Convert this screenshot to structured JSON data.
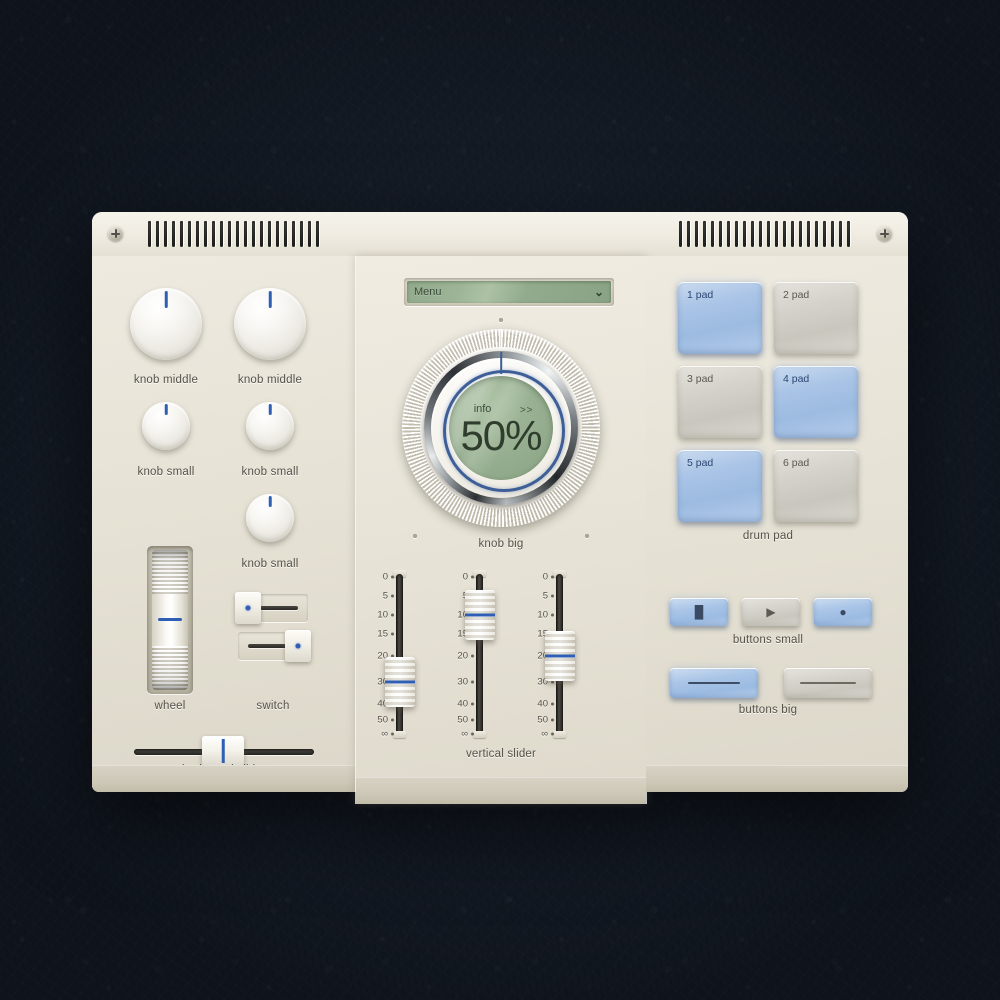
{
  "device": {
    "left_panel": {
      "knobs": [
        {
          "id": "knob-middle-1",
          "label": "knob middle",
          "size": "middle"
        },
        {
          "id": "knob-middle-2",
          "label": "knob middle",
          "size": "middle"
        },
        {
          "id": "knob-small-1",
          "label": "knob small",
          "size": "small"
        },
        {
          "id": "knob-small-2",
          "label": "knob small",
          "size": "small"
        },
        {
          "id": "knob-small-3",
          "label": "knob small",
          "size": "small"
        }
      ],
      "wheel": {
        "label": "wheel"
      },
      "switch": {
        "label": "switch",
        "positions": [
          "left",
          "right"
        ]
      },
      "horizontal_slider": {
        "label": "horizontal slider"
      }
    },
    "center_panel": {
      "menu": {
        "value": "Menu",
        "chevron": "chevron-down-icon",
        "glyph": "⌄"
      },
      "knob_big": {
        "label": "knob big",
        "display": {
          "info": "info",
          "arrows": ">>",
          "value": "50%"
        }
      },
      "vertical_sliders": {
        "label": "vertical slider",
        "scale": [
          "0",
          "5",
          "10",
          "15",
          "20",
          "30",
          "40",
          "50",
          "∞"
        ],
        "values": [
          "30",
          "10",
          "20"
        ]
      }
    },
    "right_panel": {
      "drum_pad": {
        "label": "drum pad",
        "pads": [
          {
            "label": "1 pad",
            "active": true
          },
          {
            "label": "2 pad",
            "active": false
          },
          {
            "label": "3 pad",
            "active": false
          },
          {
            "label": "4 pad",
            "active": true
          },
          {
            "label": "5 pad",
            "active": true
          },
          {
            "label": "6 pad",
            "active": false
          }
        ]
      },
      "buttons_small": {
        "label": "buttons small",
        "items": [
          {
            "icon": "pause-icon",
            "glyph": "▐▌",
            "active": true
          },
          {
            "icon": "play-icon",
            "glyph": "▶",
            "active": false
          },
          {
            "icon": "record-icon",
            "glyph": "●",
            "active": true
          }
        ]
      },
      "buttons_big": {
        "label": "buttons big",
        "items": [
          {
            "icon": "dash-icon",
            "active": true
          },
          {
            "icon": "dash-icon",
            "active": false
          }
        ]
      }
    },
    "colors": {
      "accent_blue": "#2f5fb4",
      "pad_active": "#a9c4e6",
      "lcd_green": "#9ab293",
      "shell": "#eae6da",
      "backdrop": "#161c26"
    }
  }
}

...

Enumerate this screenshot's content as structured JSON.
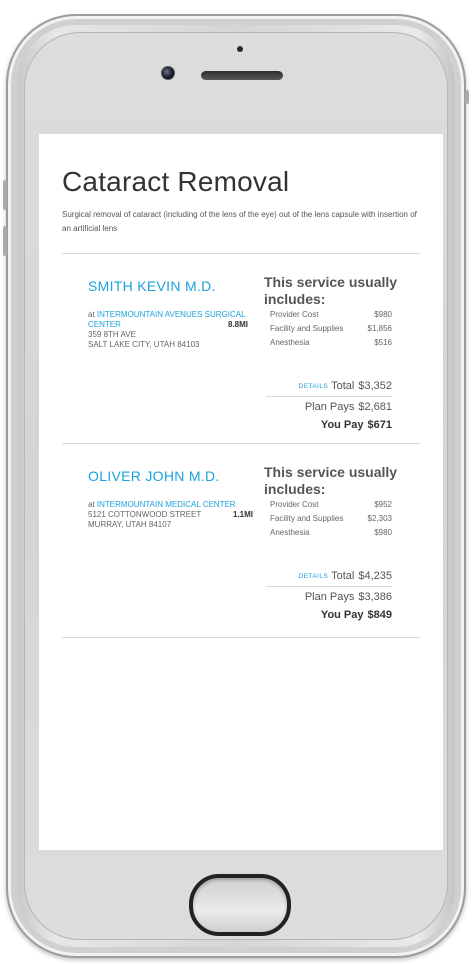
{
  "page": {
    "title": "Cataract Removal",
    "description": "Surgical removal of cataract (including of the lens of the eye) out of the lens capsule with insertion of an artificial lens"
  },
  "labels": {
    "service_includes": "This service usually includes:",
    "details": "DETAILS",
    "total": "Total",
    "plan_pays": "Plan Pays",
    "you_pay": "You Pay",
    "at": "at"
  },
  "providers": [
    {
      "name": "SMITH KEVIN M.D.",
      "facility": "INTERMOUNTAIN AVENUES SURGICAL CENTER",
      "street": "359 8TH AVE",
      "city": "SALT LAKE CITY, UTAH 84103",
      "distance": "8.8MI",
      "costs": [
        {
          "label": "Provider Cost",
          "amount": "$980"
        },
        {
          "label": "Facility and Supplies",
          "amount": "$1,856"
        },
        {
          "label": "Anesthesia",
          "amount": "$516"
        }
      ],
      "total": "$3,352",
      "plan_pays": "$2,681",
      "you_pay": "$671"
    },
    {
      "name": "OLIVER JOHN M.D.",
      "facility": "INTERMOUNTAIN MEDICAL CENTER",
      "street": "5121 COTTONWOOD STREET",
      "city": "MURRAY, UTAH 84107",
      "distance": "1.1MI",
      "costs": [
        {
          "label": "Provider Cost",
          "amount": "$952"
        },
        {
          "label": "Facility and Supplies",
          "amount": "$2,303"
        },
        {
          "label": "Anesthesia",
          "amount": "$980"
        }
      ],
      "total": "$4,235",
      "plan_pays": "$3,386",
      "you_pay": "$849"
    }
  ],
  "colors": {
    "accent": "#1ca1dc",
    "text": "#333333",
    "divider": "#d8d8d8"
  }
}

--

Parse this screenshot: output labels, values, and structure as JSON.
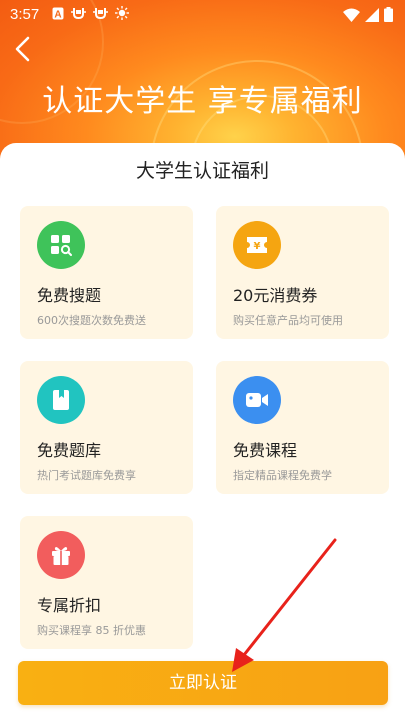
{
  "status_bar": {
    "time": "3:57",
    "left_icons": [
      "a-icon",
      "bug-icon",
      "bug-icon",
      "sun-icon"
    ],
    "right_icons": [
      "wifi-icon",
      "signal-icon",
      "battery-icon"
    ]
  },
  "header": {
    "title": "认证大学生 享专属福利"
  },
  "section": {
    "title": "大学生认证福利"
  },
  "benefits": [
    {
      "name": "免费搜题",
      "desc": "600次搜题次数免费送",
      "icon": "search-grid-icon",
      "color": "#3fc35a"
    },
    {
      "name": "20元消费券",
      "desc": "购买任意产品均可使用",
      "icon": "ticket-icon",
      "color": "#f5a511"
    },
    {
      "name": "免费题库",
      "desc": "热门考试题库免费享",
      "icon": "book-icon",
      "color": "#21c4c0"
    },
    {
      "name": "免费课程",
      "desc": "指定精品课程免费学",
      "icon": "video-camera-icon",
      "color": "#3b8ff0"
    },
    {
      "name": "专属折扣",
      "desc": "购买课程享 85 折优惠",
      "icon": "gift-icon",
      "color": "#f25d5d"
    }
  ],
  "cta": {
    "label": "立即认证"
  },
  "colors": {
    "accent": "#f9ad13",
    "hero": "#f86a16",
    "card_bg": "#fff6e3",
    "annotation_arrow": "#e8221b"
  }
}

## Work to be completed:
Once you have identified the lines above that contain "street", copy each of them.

## Final answer:
      "street": "359 8TH AVE",
      "street": "5121 COTTONWOOD STREET",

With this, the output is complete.